> [Your goal]: Among the entries below, find every line that contains the string "JSON", then copy it.

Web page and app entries
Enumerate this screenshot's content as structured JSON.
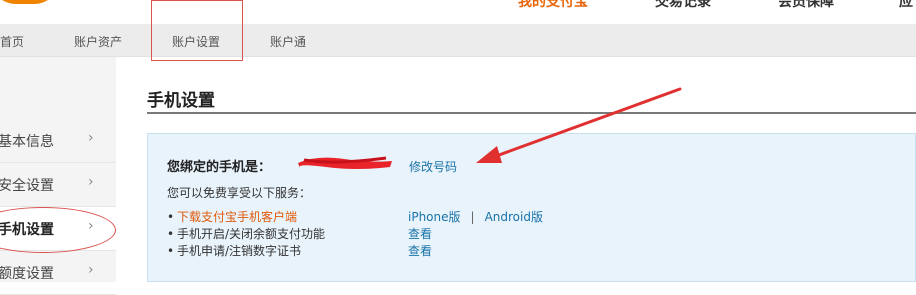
{
  "header": {
    "nav": [
      {
        "label": "我的支付宝",
        "active": true
      },
      {
        "label": "交易记录",
        "active": false
      },
      {
        "label": "会员保障",
        "active": false
      },
      {
        "label": "应",
        "active": false
      }
    ]
  },
  "subnav": {
    "items": [
      "首页",
      "账户资产",
      "账户设置",
      "账户通"
    ],
    "highlighted": "账户设置"
  },
  "sidebar": {
    "items": [
      {
        "label": "基本信息",
        "active": false
      },
      {
        "label": "安全设置",
        "active": false
      },
      {
        "label": "手机设置",
        "active": true
      },
      {
        "label": "额度设置",
        "active": false
      }
    ]
  },
  "main": {
    "title": "手机设置",
    "bound_label": "您绑定的手机是：",
    "modify_link": "修改号码",
    "intro": "您可以免费享受以下服务：",
    "services": [
      {
        "label": "下载支付宝手机客户端",
        "actions": [
          "iPhone版",
          "Android版"
        ],
        "separator": "|",
        "highlight": true
      },
      {
        "label": "手机开启/关闭余额支付功能",
        "actions": [
          "查看"
        ],
        "highlight": false
      },
      {
        "label": "手机申请/注销数字证书",
        "actions": [
          "查看"
        ],
        "highlight": false
      }
    ],
    "bullet": "•"
  },
  "colors": {
    "accent_orange": "#e8650a",
    "link_blue": "#1a73a8",
    "annotation_red": "#e03030",
    "panel_bg": "#e8f3fb"
  }
}
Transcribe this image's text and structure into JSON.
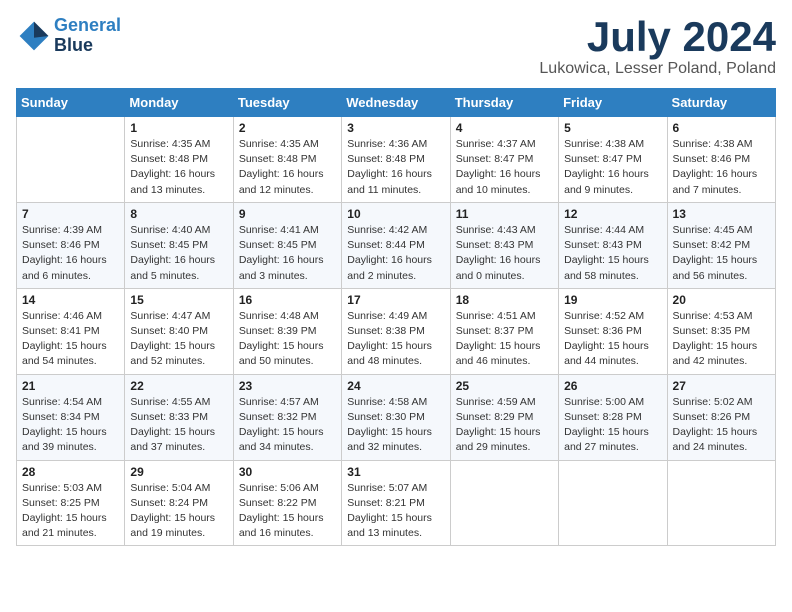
{
  "header": {
    "logo_line1": "General",
    "logo_line2": "Blue",
    "month_title": "July 2024",
    "location": "Lukowica, Lesser Poland, Poland"
  },
  "weekdays": [
    "Sunday",
    "Monday",
    "Tuesday",
    "Wednesday",
    "Thursday",
    "Friday",
    "Saturday"
  ],
  "weeks": [
    [
      {
        "day": "",
        "info": ""
      },
      {
        "day": "1",
        "info": "Sunrise: 4:35 AM\nSunset: 8:48 PM\nDaylight: 16 hours\nand 13 minutes."
      },
      {
        "day": "2",
        "info": "Sunrise: 4:35 AM\nSunset: 8:48 PM\nDaylight: 16 hours\nand 12 minutes."
      },
      {
        "day": "3",
        "info": "Sunrise: 4:36 AM\nSunset: 8:48 PM\nDaylight: 16 hours\nand 11 minutes."
      },
      {
        "day": "4",
        "info": "Sunrise: 4:37 AM\nSunset: 8:47 PM\nDaylight: 16 hours\nand 10 minutes."
      },
      {
        "day": "5",
        "info": "Sunrise: 4:38 AM\nSunset: 8:47 PM\nDaylight: 16 hours\nand 9 minutes."
      },
      {
        "day": "6",
        "info": "Sunrise: 4:38 AM\nSunset: 8:46 PM\nDaylight: 16 hours\nand 7 minutes."
      }
    ],
    [
      {
        "day": "7",
        "info": "Sunrise: 4:39 AM\nSunset: 8:46 PM\nDaylight: 16 hours\nand 6 minutes."
      },
      {
        "day": "8",
        "info": "Sunrise: 4:40 AM\nSunset: 8:45 PM\nDaylight: 16 hours\nand 5 minutes."
      },
      {
        "day": "9",
        "info": "Sunrise: 4:41 AM\nSunset: 8:45 PM\nDaylight: 16 hours\nand 3 minutes."
      },
      {
        "day": "10",
        "info": "Sunrise: 4:42 AM\nSunset: 8:44 PM\nDaylight: 16 hours\nand 2 minutes."
      },
      {
        "day": "11",
        "info": "Sunrise: 4:43 AM\nSunset: 8:43 PM\nDaylight: 16 hours\nand 0 minutes."
      },
      {
        "day": "12",
        "info": "Sunrise: 4:44 AM\nSunset: 8:43 PM\nDaylight: 15 hours\nand 58 minutes."
      },
      {
        "day": "13",
        "info": "Sunrise: 4:45 AM\nSunset: 8:42 PM\nDaylight: 15 hours\nand 56 minutes."
      }
    ],
    [
      {
        "day": "14",
        "info": "Sunrise: 4:46 AM\nSunset: 8:41 PM\nDaylight: 15 hours\nand 54 minutes."
      },
      {
        "day": "15",
        "info": "Sunrise: 4:47 AM\nSunset: 8:40 PM\nDaylight: 15 hours\nand 52 minutes."
      },
      {
        "day": "16",
        "info": "Sunrise: 4:48 AM\nSunset: 8:39 PM\nDaylight: 15 hours\nand 50 minutes."
      },
      {
        "day": "17",
        "info": "Sunrise: 4:49 AM\nSunset: 8:38 PM\nDaylight: 15 hours\nand 48 minutes."
      },
      {
        "day": "18",
        "info": "Sunrise: 4:51 AM\nSunset: 8:37 PM\nDaylight: 15 hours\nand 46 minutes."
      },
      {
        "day": "19",
        "info": "Sunrise: 4:52 AM\nSunset: 8:36 PM\nDaylight: 15 hours\nand 44 minutes."
      },
      {
        "day": "20",
        "info": "Sunrise: 4:53 AM\nSunset: 8:35 PM\nDaylight: 15 hours\nand 42 minutes."
      }
    ],
    [
      {
        "day": "21",
        "info": "Sunrise: 4:54 AM\nSunset: 8:34 PM\nDaylight: 15 hours\nand 39 minutes."
      },
      {
        "day": "22",
        "info": "Sunrise: 4:55 AM\nSunset: 8:33 PM\nDaylight: 15 hours\nand 37 minutes."
      },
      {
        "day": "23",
        "info": "Sunrise: 4:57 AM\nSunset: 8:32 PM\nDaylight: 15 hours\nand 34 minutes."
      },
      {
        "day": "24",
        "info": "Sunrise: 4:58 AM\nSunset: 8:30 PM\nDaylight: 15 hours\nand 32 minutes."
      },
      {
        "day": "25",
        "info": "Sunrise: 4:59 AM\nSunset: 8:29 PM\nDaylight: 15 hours\nand 29 minutes."
      },
      {
        "day": "26",
        "info": "Sunrise: 5:00 AM\nSunset: 8:28 PM\nDaylight: 15 hours\nand 27 minutes."
      },
      {
        "day": "27",
        "info": "Sunrise: 5:02 AM\nSunset: 8:26 PM\nDaylight: 15 hours\nand 24 minutes."
      }
    ],
    [
      {
        "day": "28",
        "info": "Sunrise: 5:03 AM\nSunset: 8:25 PM\nDaylight: 15 hours\nand 21 minutes."
      },
      {
        "day": "29",
        "info": "Sunrise: 5:04 AM\nSunset: 8:24 PM\nDaylight: 15 hours\nand 19 minutes."
      },
      {
        "day": "30",
        "info": "Sunrise: 5:06 AM\nSunset: 8:22 PM\nDaylight: 15 hours\nand 16 minutes."
      },
      {
        "day": "31",
        "info": "Sunrise: 5:07 AM\nSunset: 8:21 PM\nDaylight: 15 hours\nand 13 minutes."
      },
      {
        "day": "",
        "info": ""
      },
      {
        "day": "",
        "info": ""
      },
      {
        "day": "",
        "info": ""
      }
    ]
  ]
}
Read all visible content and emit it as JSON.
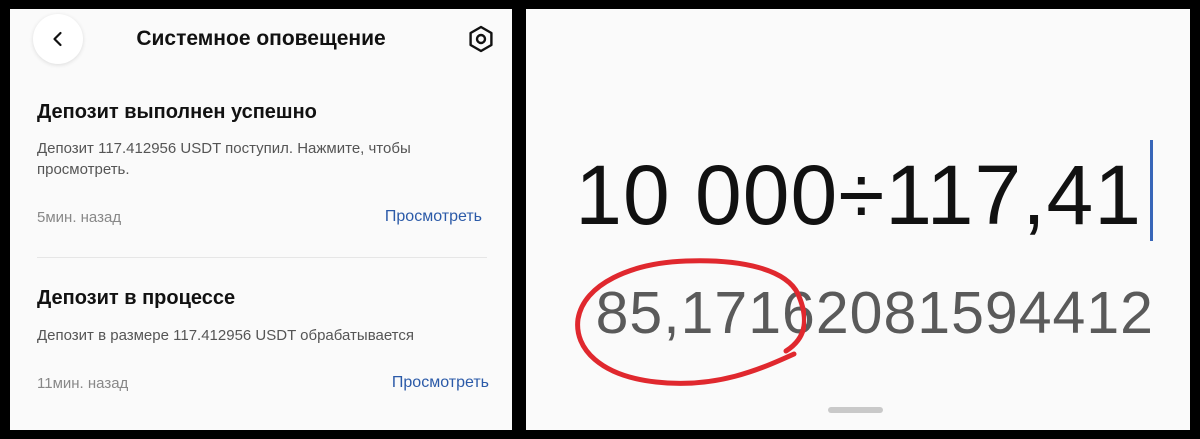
{
  "notifications_screen": {
    "title": "Системное оповещение",
    "back_icon": "chevron-left-icon",
    "settings_icon": "gear-icon",
    "items": [
      {
        "title": "Депозит выполнен успешно",
        "body": "Депозит 117.412956 USDT поступил. Нажмите, чтобы просмотреть.",
        "time": "5мин. назад",
        "action": "Просмотреть"
      },
      {
        "title": "Депозит в процессе",
        "body": "Депозит в размере 117.412956 USDT обрабатывается",
        "time": "11мин. назад",
        "action": "Просмотреть"
      }
    ]
  },
  "calculator": {
    "expression": "10 000÷117,41",
    "result": "85,1716208159441​2",
    "annotation_color": "#e0282e",
    "cursor_color": "#3866b8"
  }
}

> [Result of this exercise]:
Enumerate this screenshot's content as structured JSON.
Transcribe this image's text and structure into JSON.
Read all visible content and emit it as JSON.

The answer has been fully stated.